On Thursday, the last day of this year’s regular session, a new version of the bill was sent back to each branch. It passed the Senate, but the final version – which Mike says truly was better legislation than he started with – never got a vote in the House.

It might have had something to do with the accountability measures written into the final draft, which required anyone submitting a proposal for one of the prison projects to disclose the names of all lobbyists, attorneys, or other professionals or professional firms hired or retained by the person or entity on or after Jan. 1, 2014. It also required the names of all current or past elected officials or family members associated with the person or entity submitting the proposal to be disclosed. The governor, and the Department of Corrections, both of whom helped draft the legislation, agreed to the language. Every taxpayer in Alabama should thank members of the conference committee for including that rare level of transparency, and should wonder why it effectively killed the legislation. (The accountability language is on page 27 of the bill as amended. Download here 178049-5).

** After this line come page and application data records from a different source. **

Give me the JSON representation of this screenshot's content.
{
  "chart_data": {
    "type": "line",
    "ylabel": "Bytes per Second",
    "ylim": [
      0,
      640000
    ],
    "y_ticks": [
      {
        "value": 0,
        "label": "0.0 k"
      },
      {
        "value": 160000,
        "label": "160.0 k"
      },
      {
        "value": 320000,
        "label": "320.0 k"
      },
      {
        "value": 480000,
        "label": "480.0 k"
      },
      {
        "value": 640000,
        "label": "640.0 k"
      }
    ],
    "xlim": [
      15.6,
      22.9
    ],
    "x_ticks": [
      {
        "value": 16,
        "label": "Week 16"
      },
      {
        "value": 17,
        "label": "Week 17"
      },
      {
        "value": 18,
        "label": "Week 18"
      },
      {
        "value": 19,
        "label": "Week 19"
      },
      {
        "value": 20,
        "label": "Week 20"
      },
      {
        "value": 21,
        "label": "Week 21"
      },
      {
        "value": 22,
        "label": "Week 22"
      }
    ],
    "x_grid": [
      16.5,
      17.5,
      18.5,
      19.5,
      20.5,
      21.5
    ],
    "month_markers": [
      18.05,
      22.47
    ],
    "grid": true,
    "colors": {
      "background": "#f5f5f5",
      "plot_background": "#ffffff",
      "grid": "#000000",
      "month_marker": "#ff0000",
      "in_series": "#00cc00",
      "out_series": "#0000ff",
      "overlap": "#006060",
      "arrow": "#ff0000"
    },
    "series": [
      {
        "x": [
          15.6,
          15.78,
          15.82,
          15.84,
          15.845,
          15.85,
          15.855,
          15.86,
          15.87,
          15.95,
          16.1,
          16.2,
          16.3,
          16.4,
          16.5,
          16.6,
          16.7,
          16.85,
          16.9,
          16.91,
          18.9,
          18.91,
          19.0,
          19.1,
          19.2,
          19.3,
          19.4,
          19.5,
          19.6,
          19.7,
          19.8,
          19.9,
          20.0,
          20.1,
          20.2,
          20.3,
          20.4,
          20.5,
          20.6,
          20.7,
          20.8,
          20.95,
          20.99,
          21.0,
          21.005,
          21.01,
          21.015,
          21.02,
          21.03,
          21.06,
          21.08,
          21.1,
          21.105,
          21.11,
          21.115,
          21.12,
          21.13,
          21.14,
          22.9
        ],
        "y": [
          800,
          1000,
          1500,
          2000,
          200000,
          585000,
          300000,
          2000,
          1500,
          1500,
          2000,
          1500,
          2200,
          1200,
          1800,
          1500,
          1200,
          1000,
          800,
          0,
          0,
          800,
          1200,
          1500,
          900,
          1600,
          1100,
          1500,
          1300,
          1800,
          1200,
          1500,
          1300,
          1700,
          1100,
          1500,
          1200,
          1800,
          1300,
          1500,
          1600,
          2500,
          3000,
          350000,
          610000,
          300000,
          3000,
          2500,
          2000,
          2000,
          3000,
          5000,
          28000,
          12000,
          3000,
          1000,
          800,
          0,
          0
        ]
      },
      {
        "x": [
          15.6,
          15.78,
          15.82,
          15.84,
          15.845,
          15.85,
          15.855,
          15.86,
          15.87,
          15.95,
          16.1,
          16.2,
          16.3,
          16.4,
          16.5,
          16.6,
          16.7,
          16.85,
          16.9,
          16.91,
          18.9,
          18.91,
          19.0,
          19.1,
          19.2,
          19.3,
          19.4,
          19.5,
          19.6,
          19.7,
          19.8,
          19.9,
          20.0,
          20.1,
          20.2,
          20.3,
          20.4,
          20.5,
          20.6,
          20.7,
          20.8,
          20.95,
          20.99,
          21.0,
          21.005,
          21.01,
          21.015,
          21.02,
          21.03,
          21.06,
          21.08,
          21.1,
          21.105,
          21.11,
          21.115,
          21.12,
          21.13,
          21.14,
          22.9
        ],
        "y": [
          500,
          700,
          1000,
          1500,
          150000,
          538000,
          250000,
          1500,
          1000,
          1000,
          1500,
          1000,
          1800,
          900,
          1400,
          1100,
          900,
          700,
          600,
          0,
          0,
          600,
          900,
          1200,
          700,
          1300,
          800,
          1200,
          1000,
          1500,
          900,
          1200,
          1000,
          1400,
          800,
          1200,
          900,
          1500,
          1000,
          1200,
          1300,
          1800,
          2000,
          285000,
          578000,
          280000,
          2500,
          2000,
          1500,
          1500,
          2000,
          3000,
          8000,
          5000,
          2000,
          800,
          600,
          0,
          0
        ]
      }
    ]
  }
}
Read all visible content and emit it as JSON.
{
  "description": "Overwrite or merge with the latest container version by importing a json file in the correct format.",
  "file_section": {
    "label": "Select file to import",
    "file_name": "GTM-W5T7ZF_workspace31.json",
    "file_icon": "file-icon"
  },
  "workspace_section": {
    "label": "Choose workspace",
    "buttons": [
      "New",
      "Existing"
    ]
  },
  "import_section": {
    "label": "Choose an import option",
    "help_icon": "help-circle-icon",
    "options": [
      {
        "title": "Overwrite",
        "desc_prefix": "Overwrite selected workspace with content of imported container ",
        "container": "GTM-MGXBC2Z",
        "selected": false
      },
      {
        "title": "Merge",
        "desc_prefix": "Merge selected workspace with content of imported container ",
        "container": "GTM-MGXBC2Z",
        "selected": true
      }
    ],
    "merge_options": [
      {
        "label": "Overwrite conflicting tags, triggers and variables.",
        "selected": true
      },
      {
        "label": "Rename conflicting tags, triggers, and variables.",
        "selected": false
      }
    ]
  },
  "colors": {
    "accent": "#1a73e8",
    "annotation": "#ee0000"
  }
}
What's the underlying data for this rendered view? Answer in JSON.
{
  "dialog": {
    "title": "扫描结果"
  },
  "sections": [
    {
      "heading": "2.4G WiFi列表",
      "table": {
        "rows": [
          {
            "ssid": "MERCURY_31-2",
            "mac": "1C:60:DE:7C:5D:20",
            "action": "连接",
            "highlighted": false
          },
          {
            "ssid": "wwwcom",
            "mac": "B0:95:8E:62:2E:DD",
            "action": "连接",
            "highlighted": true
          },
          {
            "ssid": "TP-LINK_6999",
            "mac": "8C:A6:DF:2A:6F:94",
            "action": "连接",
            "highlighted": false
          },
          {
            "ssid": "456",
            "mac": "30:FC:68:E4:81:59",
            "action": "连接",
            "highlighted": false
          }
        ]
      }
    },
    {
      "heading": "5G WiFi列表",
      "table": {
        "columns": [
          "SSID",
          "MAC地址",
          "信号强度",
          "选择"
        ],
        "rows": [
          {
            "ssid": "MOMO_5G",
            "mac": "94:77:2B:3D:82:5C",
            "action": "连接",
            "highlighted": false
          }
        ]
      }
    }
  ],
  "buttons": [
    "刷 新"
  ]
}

The gentleman from Covington concedes he was feeling less than gentlemanly when the session ended on that note. It’s highly likely we’ll see him return to this fight another day; if the legislature doesn’t address the problems, the state’s headed for major trouble with the feds for the conditions in overcrowded prisons.

Meanwhile, Mr. Jones is at work on the other task with which his fellow legislators have entrusted him: chairing the impeachment process as chairman of the Judiciary Committee. He’s given committee members 30 days to research and study possible procedures, which aren’t spelled out in Alabama law. His own homework on the issue is at least a foot thick, he said Friday.

It’s likely that most local constituents don’t realize how hard Mike works at his state job. In the current state of state political affairs, his work ethic and approach are needed and appreciated.

Amen, and amen.


Michele Gerlach is publisher of The Star-News.